The 9/11 Review Committee was established in January 2014 when Congress directed the FBI to create a commission to conduct a “comprehensive external review” of the implementation of recommendations made by the 9/11 Commission in 2004. Part of the job was to assess “any evidence now known to the FBI that was not considered by the 9/11 Commission,” the report says.
FBI Director James B. Comey appointed three commissioners: former Reagan Administration Attorney General Edwin Meese; Tim Roemer, a former congressman and ambassador; and Bruce Hoffman, a professor and terrorism expert at Georgetown University. The commissioners and Executive Director John Gannon, a former CIA deputy director for intelligence, were apparently paid for their service.

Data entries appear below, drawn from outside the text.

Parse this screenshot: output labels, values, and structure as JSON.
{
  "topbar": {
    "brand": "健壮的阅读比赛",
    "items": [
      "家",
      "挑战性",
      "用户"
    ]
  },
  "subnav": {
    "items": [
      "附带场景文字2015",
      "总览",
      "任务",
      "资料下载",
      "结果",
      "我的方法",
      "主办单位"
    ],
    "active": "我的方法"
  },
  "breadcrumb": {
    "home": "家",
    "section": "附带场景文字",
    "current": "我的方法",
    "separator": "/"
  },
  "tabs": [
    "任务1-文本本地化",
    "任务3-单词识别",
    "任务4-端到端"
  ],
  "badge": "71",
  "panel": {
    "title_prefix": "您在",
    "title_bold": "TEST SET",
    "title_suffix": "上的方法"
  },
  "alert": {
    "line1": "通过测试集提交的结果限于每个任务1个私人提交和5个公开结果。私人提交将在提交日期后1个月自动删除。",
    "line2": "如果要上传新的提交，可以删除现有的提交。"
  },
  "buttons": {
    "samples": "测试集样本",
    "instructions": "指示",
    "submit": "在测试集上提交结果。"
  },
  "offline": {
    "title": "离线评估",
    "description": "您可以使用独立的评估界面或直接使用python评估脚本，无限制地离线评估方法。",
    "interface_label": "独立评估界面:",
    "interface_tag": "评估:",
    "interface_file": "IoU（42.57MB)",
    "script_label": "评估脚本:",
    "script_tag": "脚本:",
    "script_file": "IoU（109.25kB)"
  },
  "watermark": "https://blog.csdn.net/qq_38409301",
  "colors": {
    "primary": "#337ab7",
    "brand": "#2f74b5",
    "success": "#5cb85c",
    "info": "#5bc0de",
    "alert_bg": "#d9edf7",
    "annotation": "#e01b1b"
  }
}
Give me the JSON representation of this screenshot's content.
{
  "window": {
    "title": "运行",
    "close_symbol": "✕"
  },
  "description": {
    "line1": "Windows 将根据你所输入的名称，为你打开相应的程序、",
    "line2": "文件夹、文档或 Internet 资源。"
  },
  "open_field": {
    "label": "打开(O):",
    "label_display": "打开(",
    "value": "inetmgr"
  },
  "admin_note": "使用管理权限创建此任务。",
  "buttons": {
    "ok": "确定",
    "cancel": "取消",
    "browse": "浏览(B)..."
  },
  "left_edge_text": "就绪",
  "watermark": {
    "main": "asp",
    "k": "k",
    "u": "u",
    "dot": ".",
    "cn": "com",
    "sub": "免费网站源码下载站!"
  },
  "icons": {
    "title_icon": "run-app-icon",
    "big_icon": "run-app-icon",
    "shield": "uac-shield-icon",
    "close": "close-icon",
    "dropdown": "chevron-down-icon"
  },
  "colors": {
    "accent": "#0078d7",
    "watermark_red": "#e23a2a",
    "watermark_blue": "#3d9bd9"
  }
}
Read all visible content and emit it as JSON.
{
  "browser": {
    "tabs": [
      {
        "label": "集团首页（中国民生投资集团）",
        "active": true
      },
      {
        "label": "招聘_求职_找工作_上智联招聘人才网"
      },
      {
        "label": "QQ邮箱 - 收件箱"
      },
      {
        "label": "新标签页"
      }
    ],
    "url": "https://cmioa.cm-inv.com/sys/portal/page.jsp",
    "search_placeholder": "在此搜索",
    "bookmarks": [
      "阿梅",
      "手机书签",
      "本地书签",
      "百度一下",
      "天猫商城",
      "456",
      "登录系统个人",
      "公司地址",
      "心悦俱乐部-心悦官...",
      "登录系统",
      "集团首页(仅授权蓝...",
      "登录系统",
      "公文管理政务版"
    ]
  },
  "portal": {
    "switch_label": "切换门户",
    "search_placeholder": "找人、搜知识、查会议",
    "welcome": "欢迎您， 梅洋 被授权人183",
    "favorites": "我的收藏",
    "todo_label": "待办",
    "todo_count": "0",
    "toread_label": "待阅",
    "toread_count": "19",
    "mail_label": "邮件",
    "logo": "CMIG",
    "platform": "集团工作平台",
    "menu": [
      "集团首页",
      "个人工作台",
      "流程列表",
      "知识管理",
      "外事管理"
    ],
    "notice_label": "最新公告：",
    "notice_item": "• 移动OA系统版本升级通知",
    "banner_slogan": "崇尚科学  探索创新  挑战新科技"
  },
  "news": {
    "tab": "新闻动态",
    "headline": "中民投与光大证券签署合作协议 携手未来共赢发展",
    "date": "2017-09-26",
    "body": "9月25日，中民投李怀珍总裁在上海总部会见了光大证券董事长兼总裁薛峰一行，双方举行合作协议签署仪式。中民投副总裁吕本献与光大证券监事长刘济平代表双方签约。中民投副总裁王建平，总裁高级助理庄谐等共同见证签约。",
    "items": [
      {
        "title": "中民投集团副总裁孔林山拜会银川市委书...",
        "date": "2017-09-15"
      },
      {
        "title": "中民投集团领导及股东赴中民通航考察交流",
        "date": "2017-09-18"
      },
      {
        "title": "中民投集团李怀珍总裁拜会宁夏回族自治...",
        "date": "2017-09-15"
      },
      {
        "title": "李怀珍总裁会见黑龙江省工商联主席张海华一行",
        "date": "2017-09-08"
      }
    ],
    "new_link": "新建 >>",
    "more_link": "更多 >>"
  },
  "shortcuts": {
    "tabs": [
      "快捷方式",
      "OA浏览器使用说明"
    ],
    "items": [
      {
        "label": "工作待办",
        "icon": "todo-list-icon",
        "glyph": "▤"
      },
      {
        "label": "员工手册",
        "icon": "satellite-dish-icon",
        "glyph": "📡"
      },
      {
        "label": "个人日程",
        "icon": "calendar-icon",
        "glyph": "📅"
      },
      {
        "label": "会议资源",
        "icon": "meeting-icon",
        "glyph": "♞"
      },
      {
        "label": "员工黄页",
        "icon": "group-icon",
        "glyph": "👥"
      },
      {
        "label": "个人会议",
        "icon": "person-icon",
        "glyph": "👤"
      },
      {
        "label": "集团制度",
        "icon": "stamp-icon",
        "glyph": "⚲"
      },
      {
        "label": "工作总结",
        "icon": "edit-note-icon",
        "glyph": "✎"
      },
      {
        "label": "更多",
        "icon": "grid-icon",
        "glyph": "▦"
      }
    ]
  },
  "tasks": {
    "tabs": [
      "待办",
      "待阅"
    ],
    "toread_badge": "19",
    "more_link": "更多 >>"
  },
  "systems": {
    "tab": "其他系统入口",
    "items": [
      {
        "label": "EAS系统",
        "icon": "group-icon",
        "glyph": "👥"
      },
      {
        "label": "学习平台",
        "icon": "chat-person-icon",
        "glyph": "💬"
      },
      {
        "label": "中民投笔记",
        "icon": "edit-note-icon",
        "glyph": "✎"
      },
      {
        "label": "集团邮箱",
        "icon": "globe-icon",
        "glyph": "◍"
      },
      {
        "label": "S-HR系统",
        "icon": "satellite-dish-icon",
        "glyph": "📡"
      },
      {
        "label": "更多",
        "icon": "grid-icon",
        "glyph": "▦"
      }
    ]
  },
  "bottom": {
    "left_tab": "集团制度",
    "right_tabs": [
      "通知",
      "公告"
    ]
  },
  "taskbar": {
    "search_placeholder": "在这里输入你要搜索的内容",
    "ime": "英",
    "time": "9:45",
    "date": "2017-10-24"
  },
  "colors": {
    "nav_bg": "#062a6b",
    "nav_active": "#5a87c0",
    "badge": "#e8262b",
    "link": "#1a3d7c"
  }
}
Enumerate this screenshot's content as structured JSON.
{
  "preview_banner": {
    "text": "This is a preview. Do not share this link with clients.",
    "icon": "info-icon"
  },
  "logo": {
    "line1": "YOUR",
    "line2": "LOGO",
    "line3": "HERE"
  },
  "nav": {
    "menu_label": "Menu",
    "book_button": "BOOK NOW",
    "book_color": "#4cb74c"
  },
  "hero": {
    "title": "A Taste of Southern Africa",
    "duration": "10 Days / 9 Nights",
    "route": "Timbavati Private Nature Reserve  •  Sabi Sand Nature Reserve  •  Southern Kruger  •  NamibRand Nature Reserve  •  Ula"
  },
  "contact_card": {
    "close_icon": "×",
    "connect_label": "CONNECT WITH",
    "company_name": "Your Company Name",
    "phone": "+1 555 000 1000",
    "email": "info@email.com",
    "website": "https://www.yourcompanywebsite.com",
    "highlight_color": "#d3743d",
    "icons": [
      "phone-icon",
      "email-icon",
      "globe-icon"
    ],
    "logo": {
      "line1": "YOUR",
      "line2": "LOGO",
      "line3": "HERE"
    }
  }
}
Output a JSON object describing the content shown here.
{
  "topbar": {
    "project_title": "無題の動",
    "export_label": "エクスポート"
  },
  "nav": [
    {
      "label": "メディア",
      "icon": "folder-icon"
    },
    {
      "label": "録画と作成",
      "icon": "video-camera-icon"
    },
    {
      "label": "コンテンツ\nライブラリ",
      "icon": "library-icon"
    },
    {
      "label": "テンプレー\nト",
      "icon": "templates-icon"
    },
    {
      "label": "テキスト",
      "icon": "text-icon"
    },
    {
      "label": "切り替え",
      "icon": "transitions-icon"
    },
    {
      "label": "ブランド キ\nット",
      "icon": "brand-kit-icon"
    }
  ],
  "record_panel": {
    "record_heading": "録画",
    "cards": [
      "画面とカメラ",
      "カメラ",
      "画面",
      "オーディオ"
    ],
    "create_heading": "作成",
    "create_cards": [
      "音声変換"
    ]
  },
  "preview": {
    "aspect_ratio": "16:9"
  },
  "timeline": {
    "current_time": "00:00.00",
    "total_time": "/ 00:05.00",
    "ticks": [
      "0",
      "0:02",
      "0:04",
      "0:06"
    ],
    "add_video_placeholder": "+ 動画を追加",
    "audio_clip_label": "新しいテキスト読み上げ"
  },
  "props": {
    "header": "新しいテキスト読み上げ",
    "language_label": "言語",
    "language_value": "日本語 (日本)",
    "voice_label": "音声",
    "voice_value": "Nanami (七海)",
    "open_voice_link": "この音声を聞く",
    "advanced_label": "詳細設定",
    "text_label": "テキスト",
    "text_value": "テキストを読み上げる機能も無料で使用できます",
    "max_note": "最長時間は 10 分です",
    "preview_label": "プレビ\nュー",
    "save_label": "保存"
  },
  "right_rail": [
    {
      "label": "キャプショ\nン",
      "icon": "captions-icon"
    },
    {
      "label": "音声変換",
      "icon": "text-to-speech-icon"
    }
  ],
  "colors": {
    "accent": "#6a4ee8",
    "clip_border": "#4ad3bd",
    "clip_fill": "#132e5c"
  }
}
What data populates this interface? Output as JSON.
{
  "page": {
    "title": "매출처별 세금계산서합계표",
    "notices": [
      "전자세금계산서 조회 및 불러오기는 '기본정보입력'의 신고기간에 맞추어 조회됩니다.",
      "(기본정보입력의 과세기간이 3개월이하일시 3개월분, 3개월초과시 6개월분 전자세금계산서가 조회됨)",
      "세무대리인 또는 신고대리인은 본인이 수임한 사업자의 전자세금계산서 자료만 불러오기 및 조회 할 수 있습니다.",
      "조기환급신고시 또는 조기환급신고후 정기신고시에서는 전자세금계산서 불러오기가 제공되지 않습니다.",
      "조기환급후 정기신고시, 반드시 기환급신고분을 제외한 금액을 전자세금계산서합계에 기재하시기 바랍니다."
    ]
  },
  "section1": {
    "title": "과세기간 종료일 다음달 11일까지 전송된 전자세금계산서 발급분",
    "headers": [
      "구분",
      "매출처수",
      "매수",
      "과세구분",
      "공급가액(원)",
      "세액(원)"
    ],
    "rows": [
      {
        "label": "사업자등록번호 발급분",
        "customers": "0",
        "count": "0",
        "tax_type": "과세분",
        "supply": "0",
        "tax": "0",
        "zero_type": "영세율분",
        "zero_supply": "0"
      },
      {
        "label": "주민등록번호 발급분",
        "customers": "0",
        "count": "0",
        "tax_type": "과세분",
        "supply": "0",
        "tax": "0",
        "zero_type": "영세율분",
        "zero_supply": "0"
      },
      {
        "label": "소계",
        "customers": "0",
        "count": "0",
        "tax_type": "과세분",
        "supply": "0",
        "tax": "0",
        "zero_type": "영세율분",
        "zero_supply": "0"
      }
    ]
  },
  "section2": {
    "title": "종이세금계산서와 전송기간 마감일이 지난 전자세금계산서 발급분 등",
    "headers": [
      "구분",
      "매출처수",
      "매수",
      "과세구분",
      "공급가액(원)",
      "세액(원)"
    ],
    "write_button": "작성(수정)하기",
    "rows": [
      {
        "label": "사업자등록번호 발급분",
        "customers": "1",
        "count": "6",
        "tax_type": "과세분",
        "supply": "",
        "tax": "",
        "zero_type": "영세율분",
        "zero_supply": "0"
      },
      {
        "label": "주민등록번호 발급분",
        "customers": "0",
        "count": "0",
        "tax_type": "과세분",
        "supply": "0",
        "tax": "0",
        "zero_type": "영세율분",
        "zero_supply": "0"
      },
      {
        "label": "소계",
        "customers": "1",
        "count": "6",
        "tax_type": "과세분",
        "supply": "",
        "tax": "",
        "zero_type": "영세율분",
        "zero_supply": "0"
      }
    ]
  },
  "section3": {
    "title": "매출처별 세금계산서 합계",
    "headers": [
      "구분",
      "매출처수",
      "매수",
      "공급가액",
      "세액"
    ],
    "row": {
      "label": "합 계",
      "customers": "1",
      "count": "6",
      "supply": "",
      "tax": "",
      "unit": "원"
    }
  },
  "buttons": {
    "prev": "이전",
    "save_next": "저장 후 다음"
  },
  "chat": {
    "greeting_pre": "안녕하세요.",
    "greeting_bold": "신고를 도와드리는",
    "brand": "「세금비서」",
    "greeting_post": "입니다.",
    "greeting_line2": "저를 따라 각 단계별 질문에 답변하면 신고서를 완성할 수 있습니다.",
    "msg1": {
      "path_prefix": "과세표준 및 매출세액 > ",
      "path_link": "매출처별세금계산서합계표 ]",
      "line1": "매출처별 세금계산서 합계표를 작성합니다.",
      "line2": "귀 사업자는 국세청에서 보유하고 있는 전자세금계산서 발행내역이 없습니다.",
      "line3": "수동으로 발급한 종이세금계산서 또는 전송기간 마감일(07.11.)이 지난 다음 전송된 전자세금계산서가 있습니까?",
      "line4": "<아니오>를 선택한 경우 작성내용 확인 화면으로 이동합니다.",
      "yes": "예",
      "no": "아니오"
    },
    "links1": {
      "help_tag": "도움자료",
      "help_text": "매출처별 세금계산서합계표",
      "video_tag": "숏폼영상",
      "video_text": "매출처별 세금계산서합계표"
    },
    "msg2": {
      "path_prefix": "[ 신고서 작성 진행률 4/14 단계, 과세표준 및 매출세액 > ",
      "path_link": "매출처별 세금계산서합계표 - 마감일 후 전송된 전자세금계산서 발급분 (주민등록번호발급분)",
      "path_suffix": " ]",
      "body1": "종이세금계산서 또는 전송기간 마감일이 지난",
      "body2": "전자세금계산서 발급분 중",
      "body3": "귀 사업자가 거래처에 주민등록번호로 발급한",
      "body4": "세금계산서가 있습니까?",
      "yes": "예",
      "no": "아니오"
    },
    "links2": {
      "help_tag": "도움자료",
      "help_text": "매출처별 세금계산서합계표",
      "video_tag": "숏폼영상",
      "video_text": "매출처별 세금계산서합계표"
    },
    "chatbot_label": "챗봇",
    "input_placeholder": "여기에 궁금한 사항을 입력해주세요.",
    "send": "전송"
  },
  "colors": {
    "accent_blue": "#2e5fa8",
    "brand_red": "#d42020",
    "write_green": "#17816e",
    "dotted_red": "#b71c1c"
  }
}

The report says commission staff traveled to eight FBI field offices to interview key personnel including members of counterterrorism squads, but none in Florida. More than 30 officials with the FBI and the U.S. intelligence community were interviewed, including ex-FBI Director Robert Mueller, Director of National Intelligence James Clapper and CIA boss John Brennan. Their statements were not made public.
“I am shocked that this commission failed to talk to Bob Graham,” said attorney Julin.
While the report urged the FBI to do more about the threat of terrorism, Director Comey saw it as vindication for the FBI.
“I am pleased the Review Commission recognized the significant progress we have made to build a threat-based, intelligence-driven law enforcement and national security organization,” Comey said.
The report says that commissioners obtained a copy of the Sarasota case file, interview reports and copies of a handful of documents previously released to FloridaBulldog.org via the Freedom of Information Act. FBI officials also briefed commission members more than 60 times on a variety of topics. One of those briefings was about Abdulaziz and Anoud al Hijji, whose father Esam Ghazzawi was an advisor to a member of the Saudi Royal family, the report shows.
Still, the 9/11 Review Commission’s report omits a number of seemingly relevant facts. For example, it neglects to mention that the April 2002 document the FBI discounts also cited national security to withhold other information from the public.
The report, while saying “the FBI found no evidence of contact between the hijackers and the family,” also does not mention other information linking Hijji to terrorist figures, including Prestancia gatehouse security logs and license plate photos that the counterterrorism officer said showed that Mohamed Atta and other 9/11 figures had gone to Hijji’s home. Also, statements made in 2004 to the FBI by now-imprisoned terrorist associate Wissam Hammoud described Hijji as an acolyte of Osama bin Laden, who had once introduced him to al-Qaida figure Adnan El Shukrijumah.
Likewise, the report omits any reference to the ongoing Freedom of Information case in Fort Lauderdale, where U.S. District Judge William J. Zloch is reviewing 80,000 classified pages of 9/11 records from the FBI’s Tampa field office. The judge will decide what documents should be made public.
Florida Bulldog is a not-for-profit news organization created to provide investigative reporting in the public interest. Contributions are tax-deductible. www.floridabulldog.org